  • foss-north 2017
    After much preparation, the tickets for foss-north 2017 is available at foss-north.se – grab them while they are hot!
  • C++ in Russia, again
    Yesterday during our team meeting Eike told me that I’m a mobile C++ conference nowadays. While it sounds funny, it is true that I’ve been a bit more active than usual.

Manjaro-Arm is Shutting Down

It is with deep regret that we are announcing that the Manjaro-Arm team is shutting down. I started this project a little over a year ago with no intent to become the sole maintainer. Read more

KDE and Qt

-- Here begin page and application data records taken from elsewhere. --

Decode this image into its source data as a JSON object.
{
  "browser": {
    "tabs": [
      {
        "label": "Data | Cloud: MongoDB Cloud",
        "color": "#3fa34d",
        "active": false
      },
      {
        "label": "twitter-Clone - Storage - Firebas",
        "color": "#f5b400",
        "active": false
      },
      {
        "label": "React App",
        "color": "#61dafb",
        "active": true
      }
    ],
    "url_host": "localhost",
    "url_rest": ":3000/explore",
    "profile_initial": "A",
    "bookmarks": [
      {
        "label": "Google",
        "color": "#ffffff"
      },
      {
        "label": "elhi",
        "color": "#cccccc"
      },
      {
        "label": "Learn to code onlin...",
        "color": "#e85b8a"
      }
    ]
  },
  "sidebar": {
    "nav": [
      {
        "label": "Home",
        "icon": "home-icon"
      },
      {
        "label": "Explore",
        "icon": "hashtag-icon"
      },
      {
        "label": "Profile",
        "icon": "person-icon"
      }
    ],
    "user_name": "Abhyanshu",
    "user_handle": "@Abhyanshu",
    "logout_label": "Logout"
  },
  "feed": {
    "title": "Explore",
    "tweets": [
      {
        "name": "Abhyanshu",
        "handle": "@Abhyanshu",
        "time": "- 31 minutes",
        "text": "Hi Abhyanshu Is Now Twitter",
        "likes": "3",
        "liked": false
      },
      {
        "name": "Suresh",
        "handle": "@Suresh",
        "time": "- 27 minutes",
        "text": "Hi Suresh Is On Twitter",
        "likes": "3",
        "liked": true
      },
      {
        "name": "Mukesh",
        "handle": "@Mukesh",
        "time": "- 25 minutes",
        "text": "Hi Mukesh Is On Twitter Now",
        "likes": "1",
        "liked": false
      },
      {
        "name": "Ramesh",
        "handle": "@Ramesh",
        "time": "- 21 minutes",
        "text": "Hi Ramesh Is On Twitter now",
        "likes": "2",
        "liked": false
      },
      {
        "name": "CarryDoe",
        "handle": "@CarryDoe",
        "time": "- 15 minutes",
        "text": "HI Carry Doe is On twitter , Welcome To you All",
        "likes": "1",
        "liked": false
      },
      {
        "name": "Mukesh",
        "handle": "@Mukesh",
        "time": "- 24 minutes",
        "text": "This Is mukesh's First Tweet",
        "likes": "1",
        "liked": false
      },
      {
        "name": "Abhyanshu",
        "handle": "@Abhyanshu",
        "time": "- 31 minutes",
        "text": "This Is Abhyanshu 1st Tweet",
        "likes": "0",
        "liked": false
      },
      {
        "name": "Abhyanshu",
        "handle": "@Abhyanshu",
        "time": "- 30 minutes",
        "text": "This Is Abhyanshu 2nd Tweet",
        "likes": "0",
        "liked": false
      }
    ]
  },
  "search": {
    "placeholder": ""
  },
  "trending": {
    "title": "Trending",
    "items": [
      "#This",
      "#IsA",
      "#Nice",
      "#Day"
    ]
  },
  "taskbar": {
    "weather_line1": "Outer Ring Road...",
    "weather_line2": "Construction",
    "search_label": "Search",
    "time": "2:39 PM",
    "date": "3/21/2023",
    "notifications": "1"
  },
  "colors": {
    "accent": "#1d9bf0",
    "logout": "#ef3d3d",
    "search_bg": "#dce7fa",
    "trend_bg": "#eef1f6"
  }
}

  • The Novelty of KDE Neon
    The good folks at KDE managed to engage a market of Linux desktop users underserved by other distribution models. Or, maybe it’s just me. KDE has a long history in the desktop ecosystem. It was the first Linux desktop I was exposed to back in 2006. Back then, it was on OpenSUSE and it was clean and functional. For some reason after that, installing KDE had never really appealed to me. I’ve tested it out briefly when poking around at what the OpenSUSE guys were doing and I’ve run Kubuntu for brief snippets. For years, I’ve been trying to find out what type of desktop user I am and which distro fits my needs.
  • Tracking KDE Frameworks and Qt
    The KDE-FreeBSD team bumped Qt to 5.7.1 and KDE Frameworks to 5.31.0 in official ports last week, so we’re fairly up-to-date in that department. On FreeBSD, we still fully support Qt4 next to Qt5, so some of the delay in getting this stuff in is due to some shuffling of install locations. In particular, we’ve added qt-chooser in this round of updates, so that qmake is qmake — and no longer qmake-qt4 or some other suffixed binary. We use qt-chooser to switch out one or the other. Checking that this doesn’t break anything else — or at least making sure that everything still compiles — is what took the most time this round of updates.
  • Simple Menu Launcher for KDE Plasma 5.9
    Following "United" theme, there is also "Simple Menu" launcher for KDE Plasma 5.9. It's minimal, a smaller form of full screen menu; it's also clean, showing all applications at once. Honestly, it's UI is similar to Pantheon Menu in elementary OS but including categories. If you like horizontal-oriented menu, Simple Menu is suitable for you. It's available to install from KDE Store. Thanks to Sho for creating Simple Menu.
  • A Simple KDE Twitter Plasmoid
    This KDE Twitter Plasmoids offers a simpler alternative to a desktop Linux twitter app like Choqok. See tweets, send tweets, and check mentions.
  • Telegram desktop client for flatpak #2
    Some time ago I posted a blog post about how I packed telegram desktop client for flatpak. I’ve been updating it since then in some reasonable intervals as I don’t have time to update it more often and mostly because the telegram client’s build system breaks my build quite oftenly. Recently I discovered that someone managed to patch telegram to use system Qt libraries instead of building own patched Qt and building linking it statically. After some time I managed to adjust those patches and make them work with my build which allows me to use Qt from KDE runtimes. Here are new instructions how to get this work:
  • Building the latest greatest for Android AArch64 (with Vulkan teaser)
    Let’s say you got a 64-bit ARM device running Android. For instance, the Tegra X1-based NVIDIA Shield TV. Now, let’s say you are also interested in the latest greatest content from the dev branch, for example to try out some upcoming Vulkan enablers from here and here, and want to see all this running on the big screen with Android TV. How do we get Qt, or at least the basic modules like QtGui, QtQuick, etc. up and running on there?
  • Qt Quick WebGL Streaming
    WebGL Streaming is optimized for Qt Quick and allows you to run remote Qt Quick applications in a browser.